WHAT IS NEEDED: Copy exactly, and only, the lines from the one with "Output a JSON" to the end of the listing; omit pictures.

=== Section Start ===

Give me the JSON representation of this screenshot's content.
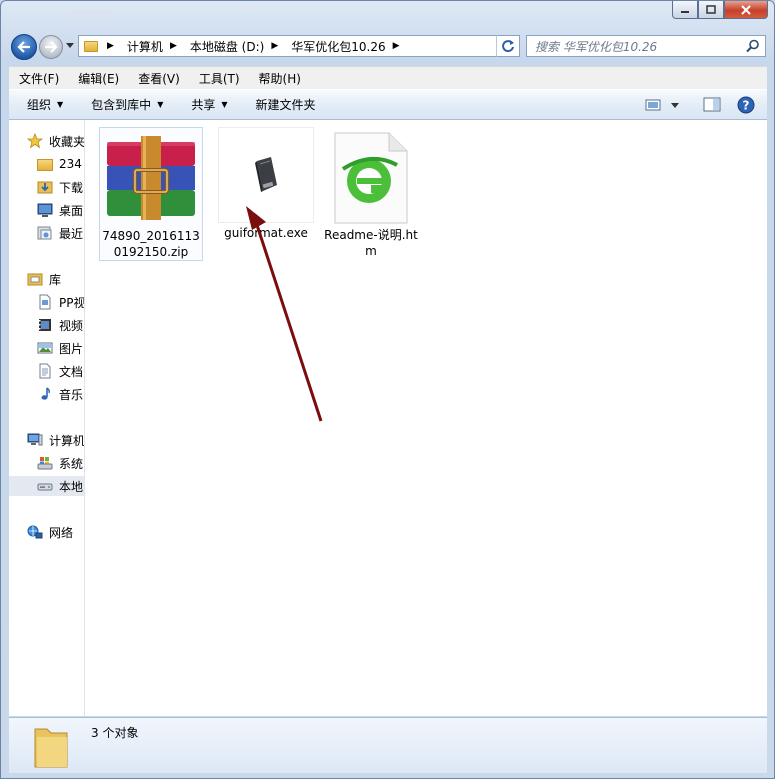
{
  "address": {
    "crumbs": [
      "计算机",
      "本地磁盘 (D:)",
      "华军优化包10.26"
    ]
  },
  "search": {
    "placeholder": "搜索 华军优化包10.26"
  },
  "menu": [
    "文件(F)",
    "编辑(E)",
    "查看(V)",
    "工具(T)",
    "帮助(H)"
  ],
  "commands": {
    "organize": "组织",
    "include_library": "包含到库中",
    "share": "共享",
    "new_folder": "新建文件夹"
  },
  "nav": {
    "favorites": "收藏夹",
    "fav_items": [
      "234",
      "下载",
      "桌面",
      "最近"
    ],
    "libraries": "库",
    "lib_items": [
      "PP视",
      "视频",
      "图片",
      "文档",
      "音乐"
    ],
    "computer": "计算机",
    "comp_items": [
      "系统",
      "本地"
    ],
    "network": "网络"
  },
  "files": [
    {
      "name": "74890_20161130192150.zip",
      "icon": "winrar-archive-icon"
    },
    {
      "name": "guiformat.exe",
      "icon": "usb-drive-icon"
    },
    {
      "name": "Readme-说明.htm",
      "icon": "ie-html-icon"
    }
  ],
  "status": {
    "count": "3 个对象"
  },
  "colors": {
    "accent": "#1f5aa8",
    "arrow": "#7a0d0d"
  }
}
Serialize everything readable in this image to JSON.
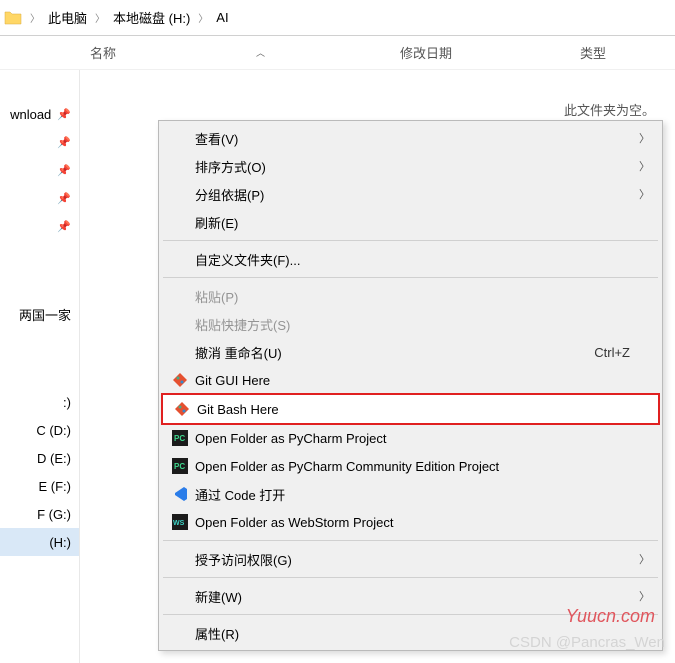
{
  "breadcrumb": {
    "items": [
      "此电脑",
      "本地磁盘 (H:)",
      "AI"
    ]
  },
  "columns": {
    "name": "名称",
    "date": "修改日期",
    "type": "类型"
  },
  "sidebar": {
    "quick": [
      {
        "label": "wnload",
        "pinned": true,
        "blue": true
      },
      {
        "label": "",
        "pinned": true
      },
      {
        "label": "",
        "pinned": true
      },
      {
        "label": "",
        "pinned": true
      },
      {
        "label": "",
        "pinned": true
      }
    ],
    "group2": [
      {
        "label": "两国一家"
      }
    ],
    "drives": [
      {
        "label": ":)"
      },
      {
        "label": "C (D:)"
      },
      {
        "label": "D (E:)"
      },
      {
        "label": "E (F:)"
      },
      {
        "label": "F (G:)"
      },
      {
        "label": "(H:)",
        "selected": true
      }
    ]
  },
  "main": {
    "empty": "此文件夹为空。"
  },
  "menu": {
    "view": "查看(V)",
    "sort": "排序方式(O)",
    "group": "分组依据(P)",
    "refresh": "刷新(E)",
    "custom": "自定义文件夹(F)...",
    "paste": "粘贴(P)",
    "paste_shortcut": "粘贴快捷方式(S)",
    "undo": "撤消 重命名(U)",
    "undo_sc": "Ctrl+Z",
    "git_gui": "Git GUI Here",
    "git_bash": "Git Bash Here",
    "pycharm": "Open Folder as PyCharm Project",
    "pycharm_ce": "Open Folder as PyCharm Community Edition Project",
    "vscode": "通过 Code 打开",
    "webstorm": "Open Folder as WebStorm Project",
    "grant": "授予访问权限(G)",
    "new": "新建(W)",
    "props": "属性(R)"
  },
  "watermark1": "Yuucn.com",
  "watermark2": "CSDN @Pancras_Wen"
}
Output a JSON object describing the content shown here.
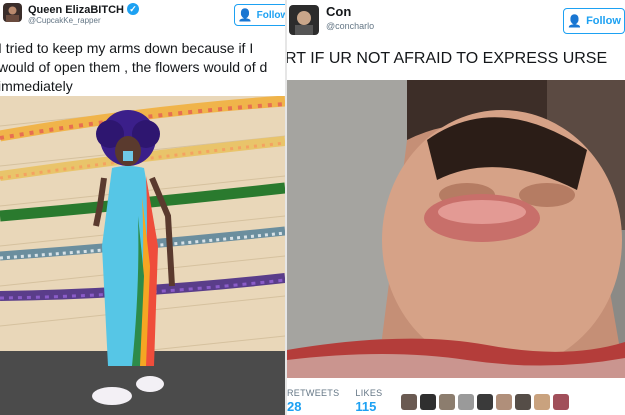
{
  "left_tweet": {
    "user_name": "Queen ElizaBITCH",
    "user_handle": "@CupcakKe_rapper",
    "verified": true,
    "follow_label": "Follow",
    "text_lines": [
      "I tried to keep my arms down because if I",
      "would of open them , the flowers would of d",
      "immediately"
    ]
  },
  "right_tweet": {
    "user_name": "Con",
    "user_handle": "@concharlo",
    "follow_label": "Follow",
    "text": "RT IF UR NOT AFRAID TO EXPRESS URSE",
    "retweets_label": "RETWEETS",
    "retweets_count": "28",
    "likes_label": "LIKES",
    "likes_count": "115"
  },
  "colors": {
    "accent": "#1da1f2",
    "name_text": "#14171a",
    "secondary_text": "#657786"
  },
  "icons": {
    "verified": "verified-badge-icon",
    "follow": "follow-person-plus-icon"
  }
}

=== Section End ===

EXERCISE RESULT:
Output a JSON object describing the content shown here.
{
  "left_tweet": {
    "user_name": "Queen ElizaBITCH",
    "user_handle": "@CupcakKe_rapper",
    "verified": true,
    "follow_label": "Follow",
    "text_lines": [
      "I tried to keep my arms down because if I",
      "would of open them , the flowers would of d",
      "immediately"
    ]
  },
  "right_tweet": {
    "user_name": "Con",
    "user_handle": "@concharlo",
    "follow_label": "Follow",
    "text": "RT IF UR NOT AFRAID TO EXPRESS URSE",
    "retweets_label": "RETWEETS",
    "retweets_count": "28",
    "likes_label": "LIKES",
    "likes_count": "115"
  },
  "colors": {
    "accent": "#1da1f2",
    "name_text": "#14171a",
    "secondary_text": "#657786"
  },
  "icons": {
    "verified": "verified-badge-icon",
    "follow": "follow-person-plus-icon"
  }
}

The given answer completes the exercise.